The ongoing strike at six offshore fields could impact the production of 330,000 barrels of oil equivalent per day


The strike by Lederne has resulted in the shut down of four Equinor-operated fields. (Credit: Equinor ASA)

Production at six oil and gas fields in the Norwegian North Sea has been impacted following a strike called by local trade union Norwegian Organisation of Managers and Executives (Lederne) over a pay dispute.

Nearly 170 members of Lederne are on strike across the six fields, reported Reuters. The trade union has a little over 1,000 offshore workers as its members.

The strike, which began on 30 September, is expected to impact the production of 330,000 barrels of oil equivalent per day (boed) from the six fields.

An extended strike is estimated to pose risks to nearly 8% of the total petroleum produced from the Norwegian continental shelf (NCS), according to Norwegian Oil and Gas Association (NOG), which represents oil and supplier companies in the country.

Four of the six fields are operated by Equinor. These include Gudrun, Gina Krog, Kvitebjørn, and Valemon, which have all been closed in a controlled manner by the Norwegian oil and gas firm.

Equinor revealed that 54 members of Lederne are on strike at at Gudrun, Gina Krog and Kvitebjørn. However, the company said that production at the Johan Sverdrup platform will not be interrupted as of now although 43 members of Lederne have been off duty.

Lederne has also taken off its members off the Gjøa field operated by Neptune Energy and the Vega satellite field, which is operated by Wintershall Dea Norge.

Background of the strike called by Lederne

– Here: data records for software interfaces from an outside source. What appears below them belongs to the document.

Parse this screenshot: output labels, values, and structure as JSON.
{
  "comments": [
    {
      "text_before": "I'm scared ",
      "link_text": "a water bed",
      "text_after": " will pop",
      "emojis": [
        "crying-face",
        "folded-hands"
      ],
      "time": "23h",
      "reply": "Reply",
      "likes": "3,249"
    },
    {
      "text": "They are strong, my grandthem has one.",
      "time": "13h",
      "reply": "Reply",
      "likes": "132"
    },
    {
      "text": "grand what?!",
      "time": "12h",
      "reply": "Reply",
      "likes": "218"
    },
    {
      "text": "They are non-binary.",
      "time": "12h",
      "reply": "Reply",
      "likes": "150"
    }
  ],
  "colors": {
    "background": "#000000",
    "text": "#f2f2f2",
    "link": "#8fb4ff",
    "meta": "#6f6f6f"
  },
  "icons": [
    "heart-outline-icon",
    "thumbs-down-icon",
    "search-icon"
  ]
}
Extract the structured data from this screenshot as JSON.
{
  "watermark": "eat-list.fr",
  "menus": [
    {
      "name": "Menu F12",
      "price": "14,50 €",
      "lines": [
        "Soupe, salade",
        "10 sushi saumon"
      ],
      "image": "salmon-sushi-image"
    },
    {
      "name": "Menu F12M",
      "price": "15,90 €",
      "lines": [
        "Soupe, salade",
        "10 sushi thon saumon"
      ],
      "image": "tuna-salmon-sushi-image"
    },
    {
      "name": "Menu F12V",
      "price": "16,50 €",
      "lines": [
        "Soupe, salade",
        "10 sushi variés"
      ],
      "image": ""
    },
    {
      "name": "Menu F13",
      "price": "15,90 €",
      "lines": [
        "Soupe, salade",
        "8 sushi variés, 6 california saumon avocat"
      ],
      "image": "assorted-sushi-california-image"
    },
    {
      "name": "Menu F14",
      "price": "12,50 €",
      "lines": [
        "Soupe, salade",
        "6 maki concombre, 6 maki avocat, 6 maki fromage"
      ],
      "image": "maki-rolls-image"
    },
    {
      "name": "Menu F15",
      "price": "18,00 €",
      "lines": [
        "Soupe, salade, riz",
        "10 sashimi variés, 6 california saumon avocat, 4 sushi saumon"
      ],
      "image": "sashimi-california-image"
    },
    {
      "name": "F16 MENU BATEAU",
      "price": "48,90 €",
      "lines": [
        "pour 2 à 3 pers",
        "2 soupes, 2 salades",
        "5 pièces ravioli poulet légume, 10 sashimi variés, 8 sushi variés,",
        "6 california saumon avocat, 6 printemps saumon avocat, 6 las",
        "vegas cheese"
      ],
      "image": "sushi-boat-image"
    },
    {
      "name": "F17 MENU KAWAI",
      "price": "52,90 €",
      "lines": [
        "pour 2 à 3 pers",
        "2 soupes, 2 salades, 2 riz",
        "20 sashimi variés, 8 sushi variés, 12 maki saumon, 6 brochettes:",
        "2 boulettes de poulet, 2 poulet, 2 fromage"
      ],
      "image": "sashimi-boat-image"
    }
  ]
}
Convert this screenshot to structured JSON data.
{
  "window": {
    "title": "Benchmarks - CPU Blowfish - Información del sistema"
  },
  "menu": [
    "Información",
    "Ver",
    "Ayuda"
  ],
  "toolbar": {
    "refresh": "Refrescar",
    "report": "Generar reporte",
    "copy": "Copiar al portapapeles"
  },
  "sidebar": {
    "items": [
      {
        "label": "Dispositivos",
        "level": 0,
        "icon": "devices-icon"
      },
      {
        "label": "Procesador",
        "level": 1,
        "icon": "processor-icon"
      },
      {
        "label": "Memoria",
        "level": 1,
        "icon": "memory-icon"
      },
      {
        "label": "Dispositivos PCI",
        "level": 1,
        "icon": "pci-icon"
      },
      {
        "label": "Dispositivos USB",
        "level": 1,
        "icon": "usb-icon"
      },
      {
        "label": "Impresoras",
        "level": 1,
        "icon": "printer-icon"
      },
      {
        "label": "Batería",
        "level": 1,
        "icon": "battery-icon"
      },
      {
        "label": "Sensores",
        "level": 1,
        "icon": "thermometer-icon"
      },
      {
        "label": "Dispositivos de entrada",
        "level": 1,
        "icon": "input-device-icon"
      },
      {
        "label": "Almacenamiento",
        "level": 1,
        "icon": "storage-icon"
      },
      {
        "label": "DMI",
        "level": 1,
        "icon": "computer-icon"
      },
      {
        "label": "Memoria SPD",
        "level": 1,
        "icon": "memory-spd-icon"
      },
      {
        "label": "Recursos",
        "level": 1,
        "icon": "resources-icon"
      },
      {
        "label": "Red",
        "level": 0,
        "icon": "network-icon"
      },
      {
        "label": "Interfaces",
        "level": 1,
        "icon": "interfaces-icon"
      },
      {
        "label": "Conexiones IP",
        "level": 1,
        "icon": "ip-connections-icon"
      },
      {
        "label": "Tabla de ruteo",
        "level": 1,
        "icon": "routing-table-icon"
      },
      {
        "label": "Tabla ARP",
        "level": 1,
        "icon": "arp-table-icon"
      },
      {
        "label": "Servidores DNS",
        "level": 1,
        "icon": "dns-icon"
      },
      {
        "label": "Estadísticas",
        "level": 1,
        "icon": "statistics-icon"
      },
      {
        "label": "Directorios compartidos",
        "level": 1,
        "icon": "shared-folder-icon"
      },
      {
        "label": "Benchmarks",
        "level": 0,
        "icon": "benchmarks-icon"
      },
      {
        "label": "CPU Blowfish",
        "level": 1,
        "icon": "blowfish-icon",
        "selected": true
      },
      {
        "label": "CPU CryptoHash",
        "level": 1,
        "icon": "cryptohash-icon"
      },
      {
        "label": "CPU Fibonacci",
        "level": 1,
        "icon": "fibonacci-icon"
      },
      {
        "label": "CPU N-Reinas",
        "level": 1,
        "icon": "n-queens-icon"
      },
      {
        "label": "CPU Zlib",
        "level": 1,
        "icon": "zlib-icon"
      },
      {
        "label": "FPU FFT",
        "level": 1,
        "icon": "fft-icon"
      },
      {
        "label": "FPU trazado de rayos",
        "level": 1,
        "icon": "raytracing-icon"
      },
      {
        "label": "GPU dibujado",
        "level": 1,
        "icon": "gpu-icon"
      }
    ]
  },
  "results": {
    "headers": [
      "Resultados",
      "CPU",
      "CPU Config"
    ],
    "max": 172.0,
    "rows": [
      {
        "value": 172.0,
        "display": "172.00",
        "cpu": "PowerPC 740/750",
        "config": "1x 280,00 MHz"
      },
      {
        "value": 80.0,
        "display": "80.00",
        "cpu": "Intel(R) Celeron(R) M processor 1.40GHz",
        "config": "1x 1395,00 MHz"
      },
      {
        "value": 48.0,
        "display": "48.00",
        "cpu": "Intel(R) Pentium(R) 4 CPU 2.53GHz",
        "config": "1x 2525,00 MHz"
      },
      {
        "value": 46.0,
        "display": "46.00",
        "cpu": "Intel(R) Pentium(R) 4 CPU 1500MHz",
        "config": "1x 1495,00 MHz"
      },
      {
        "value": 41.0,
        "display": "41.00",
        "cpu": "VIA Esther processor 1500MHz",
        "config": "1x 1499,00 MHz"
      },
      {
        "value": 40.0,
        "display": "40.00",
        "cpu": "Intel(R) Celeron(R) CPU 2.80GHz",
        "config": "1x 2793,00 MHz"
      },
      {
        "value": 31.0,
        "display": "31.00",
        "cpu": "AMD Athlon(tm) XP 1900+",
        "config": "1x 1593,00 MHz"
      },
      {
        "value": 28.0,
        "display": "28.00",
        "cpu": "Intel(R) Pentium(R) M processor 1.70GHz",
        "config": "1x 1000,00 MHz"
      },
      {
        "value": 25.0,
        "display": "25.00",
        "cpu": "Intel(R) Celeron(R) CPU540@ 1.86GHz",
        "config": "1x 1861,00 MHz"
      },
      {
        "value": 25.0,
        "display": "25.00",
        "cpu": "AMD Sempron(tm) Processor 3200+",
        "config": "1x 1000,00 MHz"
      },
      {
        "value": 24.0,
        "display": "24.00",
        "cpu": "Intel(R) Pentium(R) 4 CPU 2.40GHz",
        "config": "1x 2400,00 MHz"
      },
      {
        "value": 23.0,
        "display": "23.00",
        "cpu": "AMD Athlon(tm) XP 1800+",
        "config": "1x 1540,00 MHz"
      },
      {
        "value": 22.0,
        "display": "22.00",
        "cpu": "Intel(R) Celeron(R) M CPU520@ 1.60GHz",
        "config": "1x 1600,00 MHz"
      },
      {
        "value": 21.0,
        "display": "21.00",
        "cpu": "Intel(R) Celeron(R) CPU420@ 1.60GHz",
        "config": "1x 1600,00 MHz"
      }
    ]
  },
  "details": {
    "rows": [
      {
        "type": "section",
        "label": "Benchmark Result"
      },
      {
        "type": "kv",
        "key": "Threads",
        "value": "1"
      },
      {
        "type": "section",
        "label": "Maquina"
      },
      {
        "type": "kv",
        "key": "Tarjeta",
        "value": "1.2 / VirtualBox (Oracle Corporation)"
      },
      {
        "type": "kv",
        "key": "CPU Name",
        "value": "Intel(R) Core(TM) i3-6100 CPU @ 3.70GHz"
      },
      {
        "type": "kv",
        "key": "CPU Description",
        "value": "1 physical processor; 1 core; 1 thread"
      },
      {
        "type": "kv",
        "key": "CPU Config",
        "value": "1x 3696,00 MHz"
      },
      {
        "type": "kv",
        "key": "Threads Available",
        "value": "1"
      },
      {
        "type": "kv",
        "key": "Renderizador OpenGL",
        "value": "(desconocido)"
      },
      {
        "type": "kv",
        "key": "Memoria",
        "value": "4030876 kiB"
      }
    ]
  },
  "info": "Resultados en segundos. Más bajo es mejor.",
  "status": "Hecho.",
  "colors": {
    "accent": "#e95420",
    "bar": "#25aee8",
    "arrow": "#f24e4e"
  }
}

Norwegian Oil and Gas chief negotiator Jan Hodneland said that a pay settlement was reached with two unions – the Norwegian Union of Industry and Energy Workers (Industry Energy) and the Norwegian Union of Energy Workers (Safe).

The two unions represent 85% of the offshore workforce engaged in the NCS.

However, Lederne, which is said to be the smallest union of the three, did not agree to the terms and had called for a strike. The union had opted to strike as it wants higher pay than what has been offered, said the association.

As per the settlement, offshore workers will get an overall pay rise of NOK4,700 ($508). There will be an increase of NOK3.5 per hour in the shift and night-work supplement, to NOK80 per hour, and a hike in the allowance for working on public holidays among others for the workers, said the Norwegian Oil and Gas Association.